--- Recorded information Enclosed Below ---
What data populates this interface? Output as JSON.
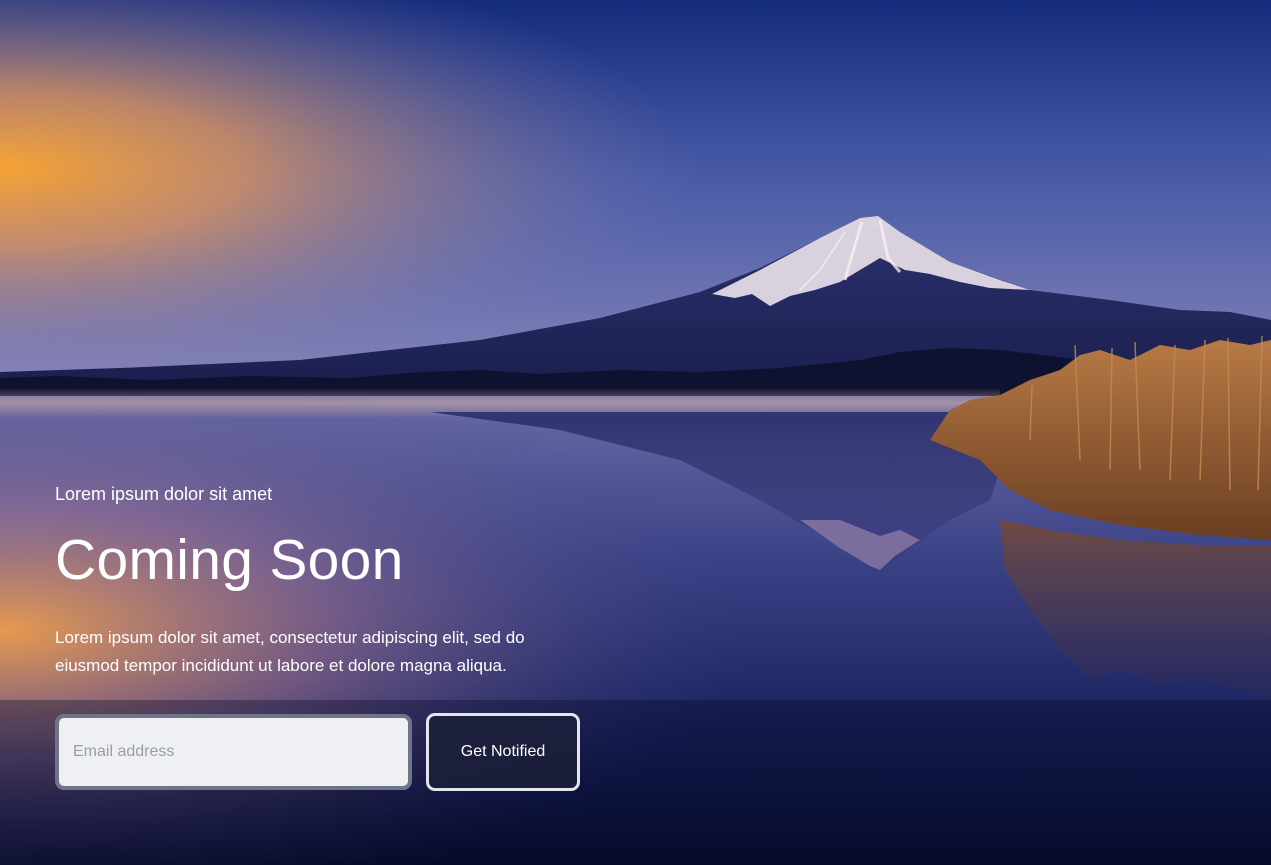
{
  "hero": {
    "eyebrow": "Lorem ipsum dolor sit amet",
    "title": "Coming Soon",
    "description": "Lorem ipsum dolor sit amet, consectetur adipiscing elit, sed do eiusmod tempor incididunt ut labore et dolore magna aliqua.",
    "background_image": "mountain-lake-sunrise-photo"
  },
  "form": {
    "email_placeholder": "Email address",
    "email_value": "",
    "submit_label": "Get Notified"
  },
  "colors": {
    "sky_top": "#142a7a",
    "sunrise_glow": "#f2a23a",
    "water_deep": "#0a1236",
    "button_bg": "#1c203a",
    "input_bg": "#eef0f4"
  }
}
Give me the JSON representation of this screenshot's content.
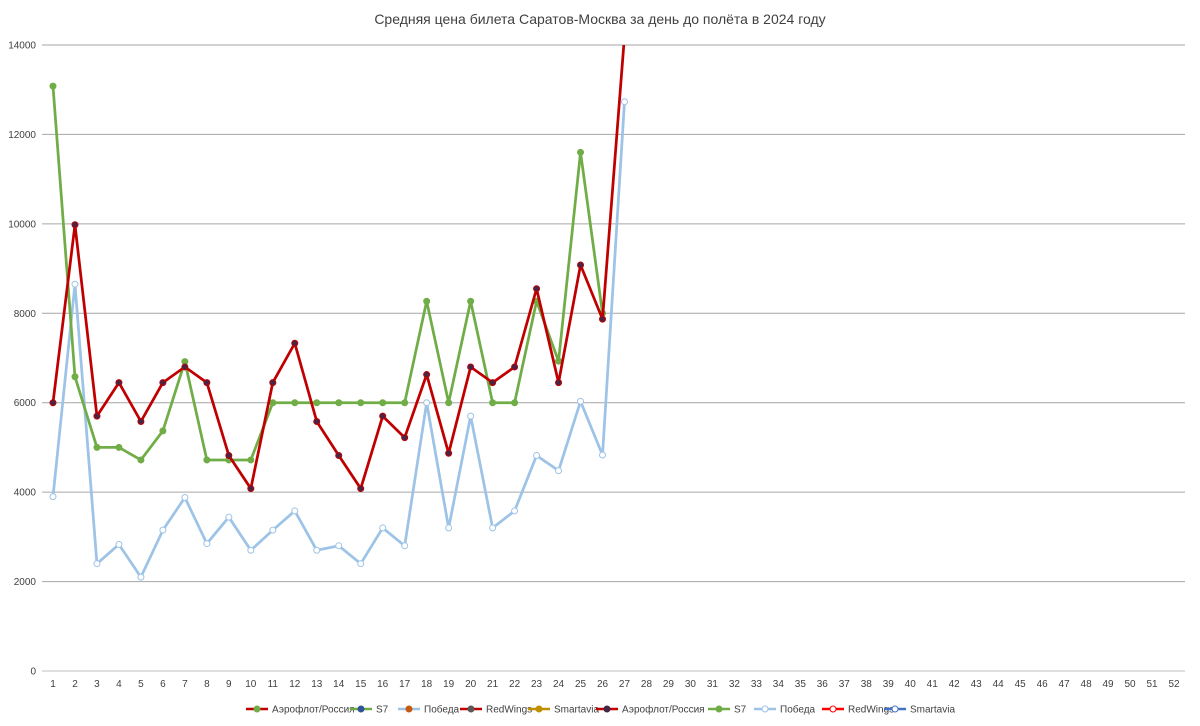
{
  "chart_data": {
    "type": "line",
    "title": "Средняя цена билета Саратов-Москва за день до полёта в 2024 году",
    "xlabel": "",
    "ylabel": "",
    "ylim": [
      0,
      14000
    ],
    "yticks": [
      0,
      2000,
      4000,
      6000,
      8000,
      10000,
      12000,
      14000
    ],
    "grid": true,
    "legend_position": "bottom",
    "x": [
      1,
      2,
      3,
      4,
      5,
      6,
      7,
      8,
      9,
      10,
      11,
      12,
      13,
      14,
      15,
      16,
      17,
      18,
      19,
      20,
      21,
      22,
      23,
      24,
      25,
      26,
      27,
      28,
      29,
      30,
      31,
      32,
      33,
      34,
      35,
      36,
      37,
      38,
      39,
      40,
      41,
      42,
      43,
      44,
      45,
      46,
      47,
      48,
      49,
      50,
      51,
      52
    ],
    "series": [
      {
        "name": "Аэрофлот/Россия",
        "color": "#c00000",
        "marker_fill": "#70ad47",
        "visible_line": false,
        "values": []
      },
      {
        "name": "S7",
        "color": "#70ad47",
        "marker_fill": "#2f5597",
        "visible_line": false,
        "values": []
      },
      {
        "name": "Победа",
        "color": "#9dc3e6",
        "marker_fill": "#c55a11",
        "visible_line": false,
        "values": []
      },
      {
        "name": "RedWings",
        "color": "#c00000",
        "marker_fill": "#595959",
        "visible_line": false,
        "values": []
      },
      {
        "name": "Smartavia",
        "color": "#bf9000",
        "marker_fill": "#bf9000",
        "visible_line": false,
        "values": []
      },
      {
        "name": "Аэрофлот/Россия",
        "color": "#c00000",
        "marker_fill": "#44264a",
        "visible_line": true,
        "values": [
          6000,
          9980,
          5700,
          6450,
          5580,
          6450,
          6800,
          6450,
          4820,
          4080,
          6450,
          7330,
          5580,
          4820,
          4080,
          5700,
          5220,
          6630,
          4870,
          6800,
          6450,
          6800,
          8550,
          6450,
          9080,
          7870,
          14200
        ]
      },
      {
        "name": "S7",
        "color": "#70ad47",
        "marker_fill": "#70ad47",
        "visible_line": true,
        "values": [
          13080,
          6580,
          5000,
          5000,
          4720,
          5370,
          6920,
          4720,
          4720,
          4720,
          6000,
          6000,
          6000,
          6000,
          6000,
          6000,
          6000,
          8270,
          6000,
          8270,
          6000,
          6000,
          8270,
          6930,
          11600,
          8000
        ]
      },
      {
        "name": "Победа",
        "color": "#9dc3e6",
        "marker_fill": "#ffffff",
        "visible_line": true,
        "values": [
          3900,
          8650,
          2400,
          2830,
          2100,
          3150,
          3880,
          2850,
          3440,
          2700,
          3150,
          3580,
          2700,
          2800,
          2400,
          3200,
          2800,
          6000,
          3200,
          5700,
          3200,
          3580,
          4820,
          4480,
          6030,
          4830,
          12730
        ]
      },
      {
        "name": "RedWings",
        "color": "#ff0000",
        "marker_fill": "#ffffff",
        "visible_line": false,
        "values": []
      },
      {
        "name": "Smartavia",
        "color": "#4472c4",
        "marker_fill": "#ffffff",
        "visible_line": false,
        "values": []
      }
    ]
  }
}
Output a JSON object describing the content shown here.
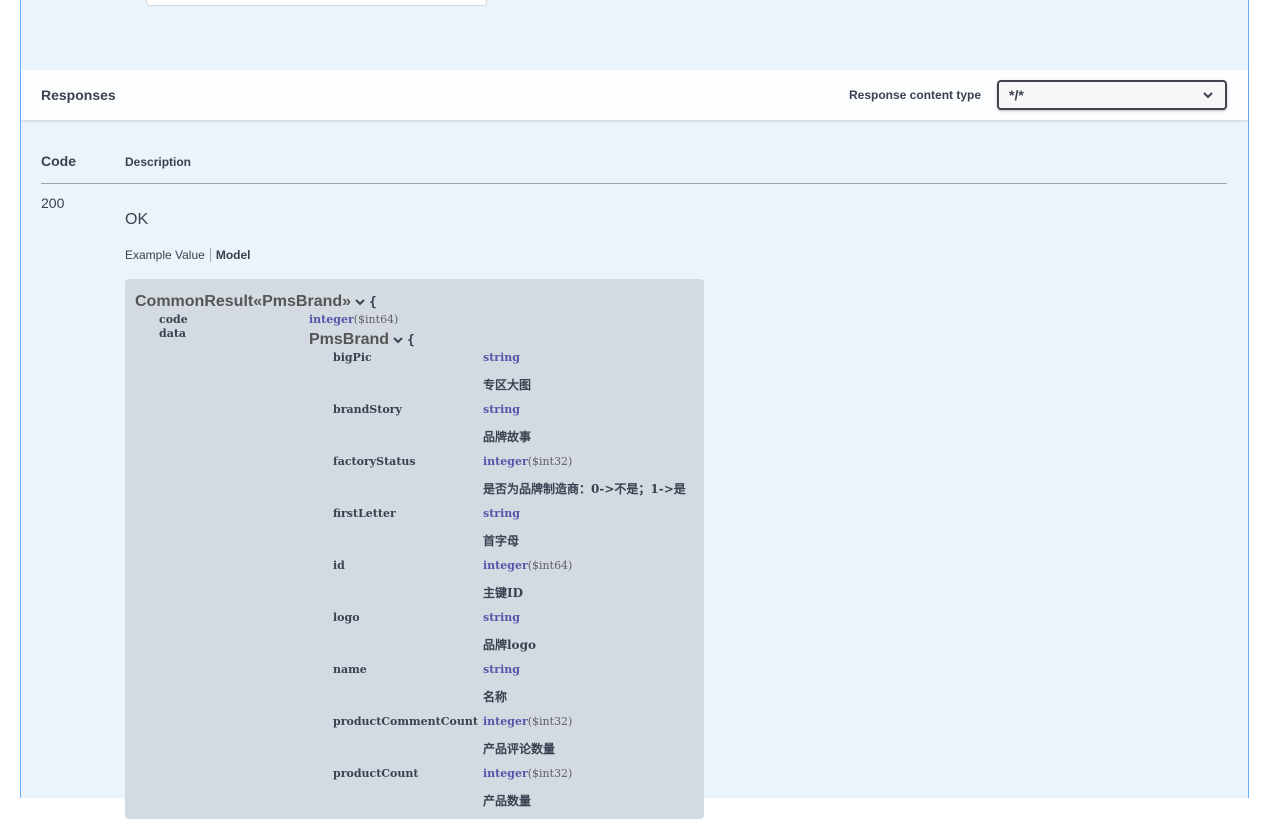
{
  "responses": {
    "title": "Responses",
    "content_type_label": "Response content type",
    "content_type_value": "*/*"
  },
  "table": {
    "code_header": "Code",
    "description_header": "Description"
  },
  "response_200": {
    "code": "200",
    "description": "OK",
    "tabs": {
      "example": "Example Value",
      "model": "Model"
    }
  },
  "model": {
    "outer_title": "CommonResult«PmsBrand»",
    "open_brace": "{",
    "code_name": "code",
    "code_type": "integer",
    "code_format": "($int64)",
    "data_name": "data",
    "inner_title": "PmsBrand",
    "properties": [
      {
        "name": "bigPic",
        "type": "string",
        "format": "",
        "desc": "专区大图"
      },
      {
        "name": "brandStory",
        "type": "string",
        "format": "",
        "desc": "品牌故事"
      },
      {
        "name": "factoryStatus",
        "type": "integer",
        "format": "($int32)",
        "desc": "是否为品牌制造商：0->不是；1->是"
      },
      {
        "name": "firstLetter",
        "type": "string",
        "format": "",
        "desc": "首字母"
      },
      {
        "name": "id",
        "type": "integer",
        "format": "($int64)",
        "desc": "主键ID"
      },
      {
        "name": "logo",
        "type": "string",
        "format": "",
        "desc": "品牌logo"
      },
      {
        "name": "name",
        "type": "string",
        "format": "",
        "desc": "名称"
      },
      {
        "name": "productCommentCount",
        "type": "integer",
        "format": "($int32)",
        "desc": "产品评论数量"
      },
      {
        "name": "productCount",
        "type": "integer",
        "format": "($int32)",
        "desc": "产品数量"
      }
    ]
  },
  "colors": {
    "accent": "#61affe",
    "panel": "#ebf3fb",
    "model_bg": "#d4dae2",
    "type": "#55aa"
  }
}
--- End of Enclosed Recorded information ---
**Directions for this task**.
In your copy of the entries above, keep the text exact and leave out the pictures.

**Written response**.
What data populates this interface? Output as JSON.
{
  "hero": {
    "eyebrow": "Lorem ipsum dolor sit amet",
    "title": "Coming Soon",
    "description": "Lorem ipsum dolor sit amet, consectetur adipiscing elit, sed do eiusmod tempor incididunt ut labore et dolore magna aliqua.",
    "background_image": "mountain-lake-sunrise-photo"
  },
  "form": {
    "email_placeholder": "Email address",
    "email_value": "",
    "submit_label": "Get Notified"
  },
  "colors": {
    "sky_top": "#142a7a",
    "sunrise_glow": "#f2a23a",
    "water_deep": "#0a1236",
    "button_bg": "#1c203a",
    "input_bg": "#eef0f4"
  }
}
Give me the JSON representation of this screenshot's content.
{
  "chart_data": {
    "type": "line",
    "title": "Средняя цена билета Саратов-Москва за день до полёта в 2024 году",
    "xlabel": "",
    "ylabel": "",
    "ylim": [
      0,
      14000
    ],
    "yticks": [
      0,
      2000,
      4000,
      6000,
      8000,
      10000,
      12000,
      14000
    ],
    "grid": true,
    "legend_position": "bottom",
    "x": [
      1,
      2,
      3,
      4,
      5,
      6,
      7,
      8,
      9,
      10,
      11,
      12,
      13,
      14,
      15,
      16,
      17,
      18,
      19,
      20,
      21,
      22,
      23,
      24,
      25,
      26,
      27,
      28,
      29,
      30,
      31,
      32,
      33,
      34,
      35,
      36,
      37,
      38,
      39,
      40,
      41,
      42,
      43,
      44,
      45,
      46,
      47,
      48,
      49,
      50,
      51,
      52
    ],
    "series": [
      {
        "name": "Аэрофлот/Россия",
        "color": "#c00000",
        "marker_fill": "#70ad47",
        "visible_line": false,
        "values": []
      },
      {
        "name": "S7",
        "color": "#70ad47",
        "marker_fill": "#2f5597",
        "visible_line": false,
        "values": []
      },
      {
        "name": "Победа",
        "color": "#9dc3e6",
        "marker_fill": "#c55a11",
        "visible_line": false,
        "values": []
      },
      {
        "name": "RedWings",
        "color": "#c00000",
        "marker_fill": "#595959",
        "visible_line": false,
        "values": []
      },
      {
        "name": "Smartavia",
        "color": "#bf9000",
        "marker_fill": "#bf9000",
        "visible_line": false,
        "values": []
      },
      {
        "name": "Аэрофлот/Россия",
        "color": "#c00000",
        "marker_fill": "#44264a",
        "visible_line": true,
        "values": [
          6000,
          9980,
          5700,
          6450,
          5580,
          6450,
          6800,
          6450,
          4820,
          4080,
          6450,
          7330,
          5580,
          4820,
          4080,
          5700,
          5220,
          6630,
          4870,
          6800,
          6450,
          6800,
          8550,
          6450,
          9080,
          7870,
          14200
        ]
      },
      {
        "name": "S7",
        "color": "#70ad47",
        "marker_fill": "#70ad47",
        "visible_line": true,
        "values": [
          13080,
          6580,
          5000,
          5000,
          4720,
          5370,
          6920,
          4720,
          4720,
          4720,
          6000,
          6000,
          6000,
          6000,
          6000,
          6000,
          6000,
          8270,
          6000,
          8270,
          6000,
          6000,
          8270,
          6930,
          11600,
          8000
        ]
      },
      {
        "name": "Победа",
        "color": "#9dc3e6",
        "marker_fill": "#ffffff",
        "visible_line": true,
        "values": [
          3900,
          8650,
          2400,
          2830,
          2100,
          3150,
          3880,
          2850,
          3440,
          2700,
          3150,
          3580,
          2700,
          2800,
          2400,
          3200,
          2800,
          6000,
          3200,
          5700,
          3200,
          3580,
          4820,
          4480,
          6030,
          4830,
          12730
        ]
      },
      {
        "name": "RedWings",
        "color": "#ff0000",
        "marker_fill": "#ffffff",
        "visible_line": false,
        "values": []
      },
      {
        "name": "Smartavia",
        "color": "#4472c4",
        "marker_fill": "#ffffff",
        "visible_line": false,
        "values": []
      }
    ]
  }
}
Output a JSON object describing the content shown here.
{
  "responses": {
    "title": "Responses",
    "content_type_label": "Response content type",
    "content_type_value": "*/*"
  },
  "table": {
    "code_header": "Code",
    "description_header": "Description"
  },
  "response_200": {
    "code": "200",
    "description": "OK",
    "tabs": {
      "example": "Example Value",
      "model": "Model"
    }
  },
  "model": {
    "outer_title": "CommonResult«PmsBrand»",
    "open_brace": "{",
    "code_name": "code",
    "code_type": "integer",
    "code_format": "($int64)",
    "data_name": "data",
    "inner_title": "PmsBrand",
    "properties": [
      {
        "name": "bigPic",
        "type": "string",
        "format": "",
        "desc": "专区大图"
      },
      {
        "name": "brandStory",
        "type": "string",
        "format": "",
        "desc": "品牌故事"
      },
      {
        "name": "factoryStatus",
        "type": "integer",
        "format": "($int32)",
        "desc": "是否为品牌制造商：0->不是；1->是"
      },
      {
        "name": "firstLetter",
        "type": "string",
        "format": "",
        "desc": "首字母"
      },
      {
        "name": "id",
        "type": "integer",
        "format": "($int64)",
        "desc": "主键ID"
      },
      {
        "name": "logo",
        "type": "string",
        "format": "",
        "desc": "品牌logo"
      },
      {
        "name": "name",
        "type": "string",
        "format": "",
        "desc": "名称"
      },
      {
        "name": "productCommentCount",
        "type": "integer",
        "format": "($int32)",
        "desc": "产品评论数量"
      },
      {
        "name": "productCount",
        "type": "integer",
        "format": "($int32)",
        "desc": "产品数量"
      }
    ]
  },
  "colors": {
    "accent": "#61affe",
    "panel": "#ebf3fb",
    "model_bg": "#d4dae2",
    "type": "#55aa"
  }
}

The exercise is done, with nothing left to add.